### Dataset records:

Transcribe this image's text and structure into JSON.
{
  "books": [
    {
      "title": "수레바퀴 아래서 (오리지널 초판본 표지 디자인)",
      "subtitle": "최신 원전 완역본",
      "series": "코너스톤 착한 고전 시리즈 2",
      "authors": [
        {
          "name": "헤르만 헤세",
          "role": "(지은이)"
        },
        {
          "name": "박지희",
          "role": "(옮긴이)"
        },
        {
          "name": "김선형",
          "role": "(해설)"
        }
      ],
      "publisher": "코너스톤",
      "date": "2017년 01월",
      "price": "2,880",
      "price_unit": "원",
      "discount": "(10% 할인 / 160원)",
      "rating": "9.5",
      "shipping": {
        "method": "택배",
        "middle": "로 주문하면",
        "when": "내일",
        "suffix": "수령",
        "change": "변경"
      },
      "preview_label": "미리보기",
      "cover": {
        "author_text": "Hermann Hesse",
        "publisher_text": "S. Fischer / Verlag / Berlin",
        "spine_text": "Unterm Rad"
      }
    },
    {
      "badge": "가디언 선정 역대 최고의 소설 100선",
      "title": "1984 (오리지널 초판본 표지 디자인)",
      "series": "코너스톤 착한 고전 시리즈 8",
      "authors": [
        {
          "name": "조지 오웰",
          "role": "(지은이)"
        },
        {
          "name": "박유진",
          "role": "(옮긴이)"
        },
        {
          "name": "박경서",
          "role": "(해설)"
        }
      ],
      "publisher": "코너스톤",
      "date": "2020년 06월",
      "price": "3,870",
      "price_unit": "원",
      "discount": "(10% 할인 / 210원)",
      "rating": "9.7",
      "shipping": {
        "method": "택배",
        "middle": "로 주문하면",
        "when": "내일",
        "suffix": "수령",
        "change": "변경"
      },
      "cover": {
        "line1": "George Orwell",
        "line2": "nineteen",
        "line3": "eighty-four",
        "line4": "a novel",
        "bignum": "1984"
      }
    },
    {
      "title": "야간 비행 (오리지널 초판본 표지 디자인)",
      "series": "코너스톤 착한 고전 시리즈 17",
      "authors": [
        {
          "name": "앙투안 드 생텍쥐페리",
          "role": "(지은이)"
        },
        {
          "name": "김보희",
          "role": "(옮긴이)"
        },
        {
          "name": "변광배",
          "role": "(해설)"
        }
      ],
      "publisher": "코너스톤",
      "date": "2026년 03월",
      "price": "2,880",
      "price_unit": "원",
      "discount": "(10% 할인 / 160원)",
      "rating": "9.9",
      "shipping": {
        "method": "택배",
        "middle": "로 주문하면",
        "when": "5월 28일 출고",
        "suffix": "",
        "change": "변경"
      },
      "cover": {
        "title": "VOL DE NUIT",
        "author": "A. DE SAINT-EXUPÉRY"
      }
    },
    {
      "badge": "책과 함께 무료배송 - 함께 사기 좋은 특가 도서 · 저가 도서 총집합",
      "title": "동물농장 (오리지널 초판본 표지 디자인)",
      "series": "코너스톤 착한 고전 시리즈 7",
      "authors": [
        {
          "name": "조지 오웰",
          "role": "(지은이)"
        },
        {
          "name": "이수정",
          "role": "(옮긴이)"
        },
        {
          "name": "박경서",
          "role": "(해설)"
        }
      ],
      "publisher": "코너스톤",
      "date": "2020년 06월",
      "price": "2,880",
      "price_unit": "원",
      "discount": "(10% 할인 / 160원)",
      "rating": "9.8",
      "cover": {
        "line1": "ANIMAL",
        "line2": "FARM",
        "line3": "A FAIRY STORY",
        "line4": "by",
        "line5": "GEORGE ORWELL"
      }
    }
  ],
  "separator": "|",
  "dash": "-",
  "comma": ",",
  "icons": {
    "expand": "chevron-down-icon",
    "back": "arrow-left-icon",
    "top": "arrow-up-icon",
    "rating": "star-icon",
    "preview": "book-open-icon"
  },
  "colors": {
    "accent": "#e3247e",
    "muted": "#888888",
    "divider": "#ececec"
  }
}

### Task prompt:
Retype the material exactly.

### Expected answer:
Transcribe this image's text and structure into JSON.
{
  "books": [
    {
      "title": "수레바퀴 아래서 (오리지널 초판본 표지 디자인)",
      "subtitle": "최신 원전 완역본",
      "series": "코너스톤 착한 고전 시리즈 2",
      "authors": [
        {
          "name": "헤르만 헤세",
          "role": "(지은이)"
        },
        {
          "name": "박지희",
          "role": "(옮긴이)"
        },
        {
          "name": "김선형",
          "role": "(해설)"
        }
      ],
      "publisher": "코너스톤",
      "date": "2017년 01월",
      "price": "2,880",
      "price_unit": "원",
      "discount": "(10% 할인 / 160원)",
      "rating": "9.5",
      "shipping": {
        "method": "택배",
        "middle": "로 주문하면",
        "when": "내일",
        "suffix": "수령",
        "change": "변경"
      },
      "preview_label": "미리보기",
      "cover": {
        "author_text": "Hermann Hesse",
        "publisher_text": "S. Fischer / Verlag / Berlin",
        "spine_text": "Unterm Rad"
      }
    },
    {
      "badge": "가디언 선정 역대 최고의 소설 100선",
      "title": "1984 (오리지널 초판본 표지 디자인)",
      "series": "코너스톤 착한 고전 시리즈 8",
      "authors": [
        {
          "name": "조지 오웰",
          "role": "(지은이)"
        },
        {
          "name": "박유진",
          "role": "(옮긴이)"
        },
        {
          "name": "박경서",
          "role": "(해설)"
        }
      ],
      "publisher": "코너스톤",
      "date": "2020년 06월",
      "price": "3,870",
      "price_unit": "원",
      "discount": "(10% 할인 / 210원)",
      "rating": "9.7",
      "shipping": {
        "method": "택배",
        "middle": "로 주문하면",
        "when": "내일",
        "suffix": "수령",
        "change": "변경"
      },
      "cover": {
        "line1": "George Orwell",
        "line2": "nineteen",
        "line3": "eighty-four",
        "line4": "a novel",
        "bignum": "1984"
      }
    },
    {
      "title": "야간 비행 (오리지널 초판본 표지 디자인)",
      "series": "코너스톤 착한 고전 시리즈 17",
      "authors": [
        {
          "name": "앙투안 드 생텍쥐페리",
          "role": "(지은이)"
        },
        {
          "name": "김보희",
          "role": "(옮긴이)"
        },
        {
          "name": "변광배",
          "role": "(해설)"
        }
      ],
      "publisher": "코너스톤",
      "date": "2026년 03월",
      "price": "2,880",
      "price_unit": "원",
      "discount": "(10% 할인 / 160원)",
      "rating": "9.9",
      "shipping": {
        "method": "택배",
        "middle": "로 주문하면",
        "when": "5월 28일 출고",
        "suffix": "",
        "change": "변경"
      },
      "cover": {
        "title": "VOL DE NUIT",
        "author": "A. DE SAINT-EXUPÉRY"
      }
    },
    {
      "badge": "책과 함께 무료배송 - 함께 사기 좋은 특가 도서 · 저가 도서 총집합",
      "title": "동물농장 (오리지널 초판본 표지 디자인)",
      "series": "코너스톤 착한 고전 시리즈 7",
      "authors": [
        {
          "name": "조지 오웰",
          "role": "(지은이)"
        },
        {
          "name": "이수정",
          "role": "(옮긴이)"
        },
        {
          "name": "박경서",
          "role": "(해설)"
        }
      ],
      "publisher": "코너스톤",
      "date": "2020년 06월",
      "price": "2,880",
      "price_unit": "원",
      "discount": "(10% 할인 / 160원)",
      "rating": "9.8",
      "cover": {
        "line1": "ANIMAL",
        "line2": "FARM",
        "line3": "A FAIRY STORY",
        "line4": "by",
        "line5": "GEORGE ORWELL"
      }
    }
  ],
  "separator": "|",
  "dash": "-",
  "comma": ",",
  "icons": {
    "expand": "chevron-down-icon",
    "back": "arrow-left-icon",
    "top": "arrow-up-icon",
    "rating": "star-icon",
    "preview": "book-open-icon"
  },
  "colors": {
    "accent": "#e3247e",
    "muted": "#888888",
    "divider": "#ececec"
  }
}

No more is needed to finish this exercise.